WorkplaceDemocracy.com spoke with Dowds to get an inside look at how this innovative company is embracing innovation in its management practices. Brainpark has made it a priority to democratize its policies and culture in order to develop a transparent and engaged work environment.
The company conducts off-site meetings every six months to discuss Brainpark’s performance and recalibrate their strategy. As opposed to many company strategy-setting meetings, where the CEO determine the agenda, Brainpark has adopted an ‘open agenda’ system, where each employee writes down their concerns, interests, and goals on papers which are posted on the wall. Everyone reviews the papers and votes on which of the items are most important and will be included in the off-site agenda and strategy discussions.
Any of the team members can suggest potential candidates for open positions. The job candidates are interviewed by two coworkers, and the new hires are selected collectively by Brainpark employees.
Managers at Brainpark choose not to exercise their power to fire employees. Instead, if a manager is having problems with one of their subordinates, then a team is put together to make a decision about whether the person should leave or stay with the company.
If anyone, including the top managers and CEO, is not pulling their own weight and delivering value to the company, their coworkers can talk to them to dicsuss the problem and to give them a chance to improve their performance. If the person in question fails to change by a certain period of time, their colleagues can then decide to find them a replacement.
To help facilitate better decision-making throughout the organization, Brainpark has adopted an open book management policy, where company financial data is shared among employees, who are all granted ownership stakes in the company through a stock option program.
New employees are usually very surprised when they learn about Brainpark’s innovative workplace policies, but most adapt quickly and can’t imagine working anywhere else.
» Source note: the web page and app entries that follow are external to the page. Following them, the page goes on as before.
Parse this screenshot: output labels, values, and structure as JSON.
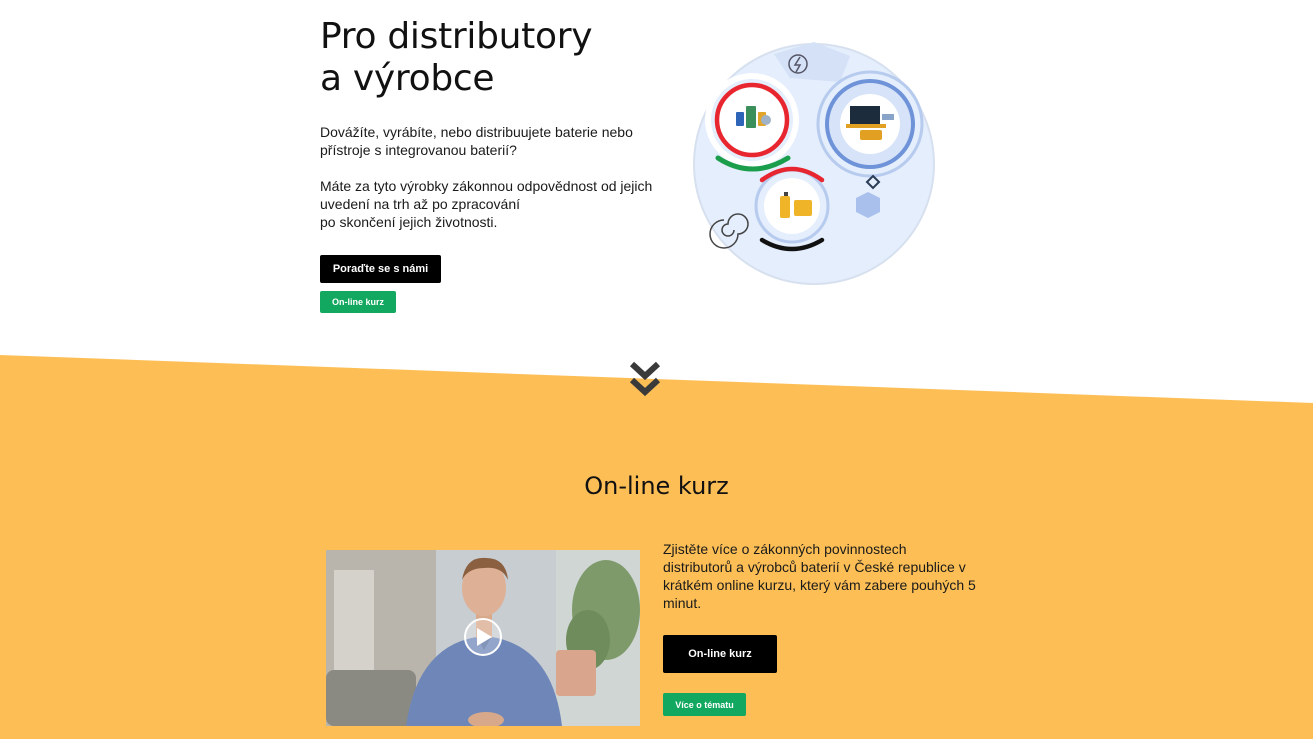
{
  "hero": {
    "title_line1": "Pro distributory",
    "title_line2": "a výrobce",
    "paragraph1": "Dovážíte, vyrábíte, nebo distribuujete baterie nebo přístroje s integrovanou baterií?",
    "paragraph2_line1": "Máte za tyto výrobky zákonnou odpovědnost od jejich uvedení na trh až po zpracování",
    "paragraph2_line2": "po skončení jejich životnosti.",
    "primary_button": "Poraďte se s námi",
    "secondary_button": "On-line kurz"
  },
  "course": {
    "title": "On-line kurz",
    "description": "Zjistěte více o zákonných povinnostech distributorů a výrobců baterií v České republice v krátkém online kurzu, který vám zabere pouhých 5 minut.",
    "primary_button": "On-line kurz",
    "secondary_button": "Více o tématu"
  },
  "colors": {
    "band": "#fdbf55",
    "green": "#13a85f",
    "black": "#000000"
  },
  "icons": {
    "scroll": "double-chevron-down-icon",
    "video": "play-icon"
  }
}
The company’s outside investors strongly support its democratic practices after having witnessed their impact on the employees’ engagement and motivation levels.
Brainpark, which has been named to the WorldBlu List of Most Democratic Companies, is proof that employees act like owners when they are treated like owners.
When you say “including top managers” you are reinforcing the idea of power hierarchy in the workplace and elitism, as well, both incompatible with true democracy. Have you read Peter Block’s book, Stewardship? It’s an authentic and inspiring approach to workplace democracy. And do you know about the Mondragon cooperatives in Spain? These ideas are radical and would represent something truly different in the American workplace.
[…] companies come in all shapes and sizes and range from high tech start-up companies such as Brainpark, to small worker-owned cooperatives such as South Mountain, to large privately-held companies such […]